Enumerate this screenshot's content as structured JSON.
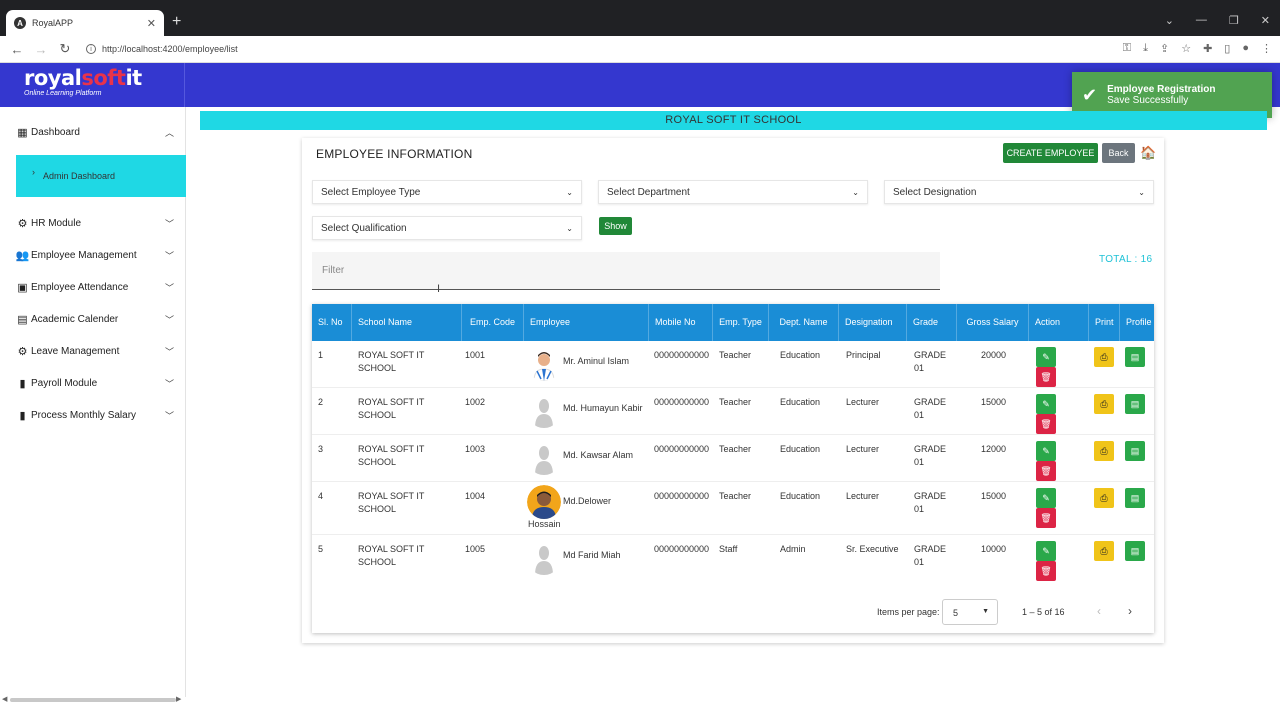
{
  "browser": {
    "tab_title": "RoyalAPP",
    "url": "http://localhost:4200/employee/list"
  },
  "brand": {
    "logo_part1": "royal",
    "logo_part2": "soft",
    "logo_part3": "it",
    "tagline": "Online Learning Platform"
  },
  "toast": {
    "title": "Employee Registration",
    "message": "Save Successfully"
  },
  "sidebar": {
    "items": [
      {
        "label": "Dashboard",
        "icon": "dashboard-icon"
      },
      {
        "label": "HR Module",
        "icon": "hr-icon"
      },
      {
        "label": "Employee Management",
        "icon": "users-icon"
      },
      {
        "label": "Employee Attendance",
        "icon": "calendar-check-icon"
      },
      {
        "label": "Academic Calender",
        "icon": "calendar-icon"
      },
      {
        "label": "Leave Management",
        "icon": "gear-icon"
      },
      {
        "label": "Payroll Module",
        "icon": "document-icon"
      },
      {
        "label": "Process Monthly Salary",
        "icon": "document-icon"
      }
    ],
    "sub_item": "Admin Dashboard"
  },
  "school_bar": "ROYAL SOFT IT SCHOOL",
  "card": {
    "title": "EMPLOYEE INFORMATION",
    "create_label": "CREATE EMPLOYEE",
    "back_label": "Back",
    "show_label": "Show"
  },
  "filters": {
    "employee_type": "Select Employee Type",
    "department": "Select Department",
    "designation": "Select Designation",
    "qualification": "Select Qualification"
  },
  "search": {
    "placeholder": "Filter"
  },
  "total": "TOTAL : 16",
  "table": {
    "headers": {
      "sl": "Sl. No",
      "school": "School Name",
      "code": "Emp. Code",
      "employee": "Employee",
      "mobile": "Mobile No",
      "type": "Emp. Type",
      "dept": "Dept. Name",
      "designation": "Designation",
      "grade": "Grade",
      "salary": "Gross Salary",
      "action": "Action",
      "print": "Print",
      "profile": "Profile"
    },
    "rows": [
      {
        "sl": "1",
        "school": "ROYAL SOFT IT SCHOOL",
        "code": "1001",
        "name": "Mr. Aminul Islam",
        "mobile": "00000000000",
        "type": "Teacher",
        "dept": "Education",
        "designation": "Principal",
        "grade": "GRADE 01",
        "salary": "20000"
      },
      {
        "sl": "2",
        "school": "ROYAL SOFT IT SCHOOL",
        "code": "1002",
        "name": "Md. Humayun Kabir",
        "mobile": "00000000000",
        "type": "Teacher",
        "dept": "Education",
        "designation": "Lecturer",
        "grade": "GRADE 01",
        "salary": "15000"
      },
      {
        "sl": "3",
        "school": "ROYAL SOFT IT SCHOOL",
        "code": "1003",
        "name": "Md. Kawsar Alam",
        "mobile": "00000000000",
        "type": "Teacher",
        "dept": "Education",
        "designation": "Lecturer",
        "grade": "GRADE 01",
        "salary": "12000"
      },
      {
        "sl": "4",
        "school": "ROYAL SOFT IT SCHOOL",
        "code": "1004",
        "name": "Md.Delower",
        "name2": "Hossain",
        "mobile": "00000000000",
        "type": "Teacher",
        "dept": "Education",
        "designation": "Lecturer",
        "grade": "GRADE 01",
        "salary": "15000"
      },
      {
        "sl": "5",
        "school": "ROYAL SOFT IT SCHOOL",
        "code": "1005",
        "name": "Md Farid Miah",
        "mobile": "00000000000",
        "type": "Staff",
        "dept": "Admin",
        "designation": "Sr. Executive",
        "grade": "GRADE 01",
        "salary": "10000"
      }
    ]
  },
  "pager": {
    "label": "Items per page:",
    "page_size": "5",
    "range": "1 – 5 of 16"
  },
  "colors": {
    "header_blue": "#3437cf",
    "accent_cyan": "#1fd8e4",
    "table_header": "#1a8dd6",
    "success": "#218838",
    "danger": "#dc2445",
    "warning": "#f0c419"
  }
}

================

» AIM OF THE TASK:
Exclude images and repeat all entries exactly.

» SOLVED EXERCISE:
Enumerate this screenshot's content as structured JSON.
{
  "browser": {
    "tab_title": "RoyalAPP",
    "url": "http://localhost:4200/employee/list"
  },
  "brand": {
    "logo_part1": "royal",
    "logo_part2": "soft",
    "logo_part3": "it",
    "tagline": "Online Learning Platform"
  },
  "toast": {
    "title": "Employee Registration",
    "message": "Save Successfully"
  },
  "sidebar": {
    "items": [
      {
        "label": "Dashboard",
        "icon": "dashboard-icon"
      },
      {
        "label": "HR Module",
        "icon": "hr-icon"
      },
      {
        "label": "Employee Management",
        "icon": "users-icon"
      },
      {
        "label": "Employee Attendance",
        "icon": "calendar-check-icon"
      },
      {
        "label": "Academic Calender",
        "icon": "calendar-icon"
      },
      {
        "label": "Leave Management",
        "icon": "gear-icon"
      },
      {
        "label": "Payroll Module",
        "icon": "document-icon"
      },
      {
        "label": "Process Monthly Salary",
        "icon": "document-icon"
      }
    ],
    "sub_item": "Admin Dashboard"
  },
  "school_bar": "ROYAL SOFT IT SCHOOL",
  "card": {
    "title": "EMPLOYEE INFORMATION",
    "create_label": "CREATE EMPLOYEE",
    "back_label": "Back",
    "show_label": "Show"
  },
  "filters": {
    "employee_type": "Select Employee Type",
    "department": "Select Department",
    "designation": "Select Designation",
    "qualification": "Select Qualification"
  },
  "search": {
    "placeholder": "Filter"
  },
  "total": "TOTAL : 16",
  "table": {
    "headers": {
      "sl": "Sl. No",
      "school": "School Name",
      "code": "Emp. Code",
      "employee": "Employee",
      "mobile": "Mobile No",
      "type": "Emp. Type",
      "dept": "Dept. Name",
      "designation": "Designation",
      "grade": "Grade",
      "salary": "Gross Salary",
      "action": "Action",
      "print": "Print",
      "profile": "Profile"
    },
    "rows": [
      {
        "sl": "1",
        "school": "ROYAL SOFT IT SCHOOL",
        "code": "1001",
        "name": "Mr. Aminul Islam",
        "mobile": "00000000000",
        "type": "Teacher",
        "dept": "Education",
        "designation": "Principal",
        "grade": "GRADE 01",
        "salary": "20000"
      },
      {
        "sl": "2",
        "school": "ROYAL SOFT IT SCHOOL",
        "code": "1002",
        "name": "Md. Humayun Kabir",
        "mobile": "00000000000",
        "type": "Teacher",
        "dept": "Education",
        "designation": "Lecturer",
        "grade": "GRADE 01",
        "salary": "15000"
      },
      {
        "sl": "3",
        "school": "ROYAL SOFT IT SCHOOL",
        "code": "1003",
        "name": "Md. Kawsar Alam",
        "mobile": "00000000000",
        "type": "Teacher",
        "dept": "Education",
        "designation": "Lecturer",
        "grade": "GRADE 01",
        "salary": "12000"
      },
      {
        "sl": "4",
        "school": "ROYAL SOFT IT SCHOOL",
        "code": "1004",
        "name": "Md.Delower",
        "name2": "Hossain",
        "mobile": "00000000000",
        "type": "Teacher",
        "dept": "Education",
        "designation": "Lecturer",
        "grade": "GRADE 01",
        "salary": "15000"
      },
      {
        "sl": "5",
        "school": "ROYAL SOFT IT SCHOOL",
        "code": "1005",
        "name": "Md Farid Miah",
        "mobile": "00000000000",
        "type": "Staff",
        "dept": "Admin",
        "designation": "Sr. Executive",
        "grade": "GRADE 01",
        "salary": "10000"
      }
    ]
  },
  "pager": {
    "label": "Items per page:",
    "page_size": "5",
    "range": "1 – 5 of 16"
  },
  "colors": {
    "header_blue": "#3437cf",
    "accent_cyan": "#1fd8e4",
    "table_header": "#1a8dd6",
    "success": "#218838",
    "danger": "#dc2445",
    "warning": "#f0c419"
  }
}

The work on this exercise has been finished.